[Component data from apps and pages]
-------

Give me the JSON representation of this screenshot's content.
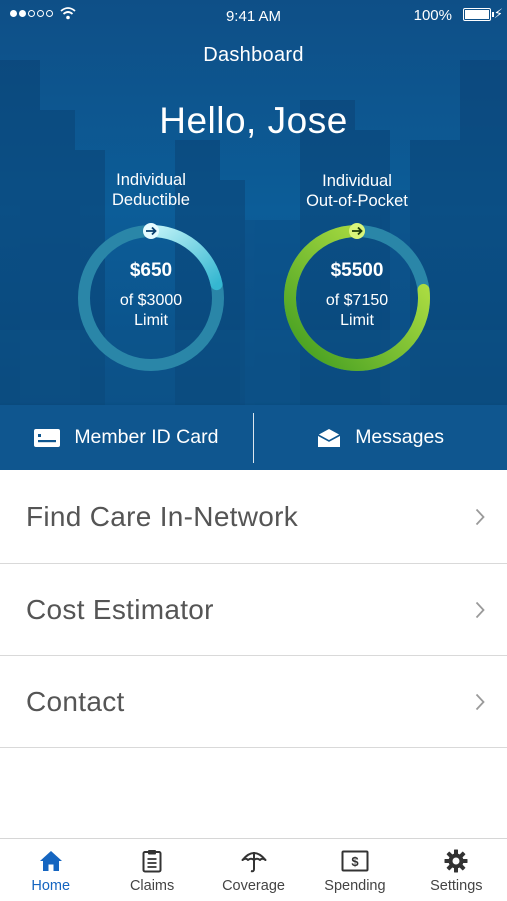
{
  "status_bar": {
    "time": "9:41 AM",
    "battery": "100%"
  },
  "header": {
    "title": "Dashboard",
    "greeting": "Hello, Jose"
  },
  "gauges": [
    {
      "label_line1": "Individual",
      "label_line2": "Deductible",
      "amount": "$650",
      "of_text": "of $3000",
      "limit_text": "Limit",
      "spent": 650,
      "limit": 3000,
      "color_start": "#bff2f7",
      "color_end": "#35b7d1"
    },
    {
      "label_line1": "Individual",
      "label_line2": "Out-of-Pocket",
      "amount": "$5500",
      "of_text": "of $7150",
      "limit_text": "Limit",
      "spent": 5500,
      "limit": 7150,
      "color_start": "#c6ec4a",
      "color_end": "#3d9a1f"
    }
  ],
  "actions": [
    {
      "label": "Member ID Card",
      "icon": "id-card-icon"
    },
    {
      "label": "Messages",
      "icon": "envelope-icon"
    }
  ],
  "menu": [
    {
      "label": "Find Care In-Network"
    },
    {
      "label": "Cost Estimator"
    },
    {
      "label": "Contact"
    }
  ],
  "tabs": [
    {
      "label": "Home",
      "icon": "home-icon",
      "active": true
    },
    {
      "label": "Claims",
      "icon": "clipboard-icon",
      "active": false
    },
    {
      "label": "Coverage",
      "icon": "umbrella-icon",
      "active": false
    },
    {
      "label": "Spending",
      "icon": "dollar-bill-icon",
      "active": false
    },
    {
      "label": "Settings",
      "icon": "gear-icon",
      "active": false
    }
  ],
  "colors": {
    "primary": "#0f568f",
    "accent": "#1565c0",
    "track": "#2a86a8"
  }
}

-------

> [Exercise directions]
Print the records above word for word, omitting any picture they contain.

> [Reply]
Give me the JSON representation of this screenshot's content.
{
  "status_bar": {
    "time": "9:41 AM",
    "battery": "100%"
  },
  "header": {
    "title": "Dashboard",
    "greeting": "Hello, Jose"
  },
  "gauges": [
    {
      "label_line1": "Individual",
      "label_line2": "Deductible",
      "amount": "$650",
      "of_text": "of $3000",
      "limit_text": "Limit",
      "spent": 650,
      "limit": 3000,
      "color_start": "#bff2f7",
      "color_end": "#35b7d1"
    },
    {
      "label_line1": "Individual",
      "label_line2": "Out-of-Pocket",
      "amount": "$5500",
      "of_text": "of $7150",
      "limit_text": "Limit",
      "spent": 5500,
      "limit": 7150,
      "color_start": "#c6ec4a",
      "color_end": "#3d9a1f"
    }
  ],
  "actions": [
    {
      "label": "Member ID Card",
      "icon": "id-card-icon"
    },
    {
      "label": "Messages",
      "icon": "envelope-icon"
    }
  ],
  "menu": [
    {
      "label": "Find Care In-Network"
    },
    {
      "label": "Cost Estimator"
    },
    {
      "label": "Contact"
    }
  ],
  "tabs": [
    {
      "label": "Home",
      "icon": "home-icon",
      "active": true
    },
    {
      "label": "Claims",
      "icon": "clipboard-icon",
      "active": false
    },
    {
      "label": "Coverage",
      "icon": "umbrella-icon",
      "active": false
    },
    {
      "label": "Spending",
      "icon": "dollar-bill-icon",
      "active": false
    },
    {
      "label": "Settings",
      "icon": "gear-icon",
      "active": false
    }
  ],
  "colors": {
    "primary": "#0f568f",
    "accent": "#1565c0",
    "track": "#2a86a8"
  }
}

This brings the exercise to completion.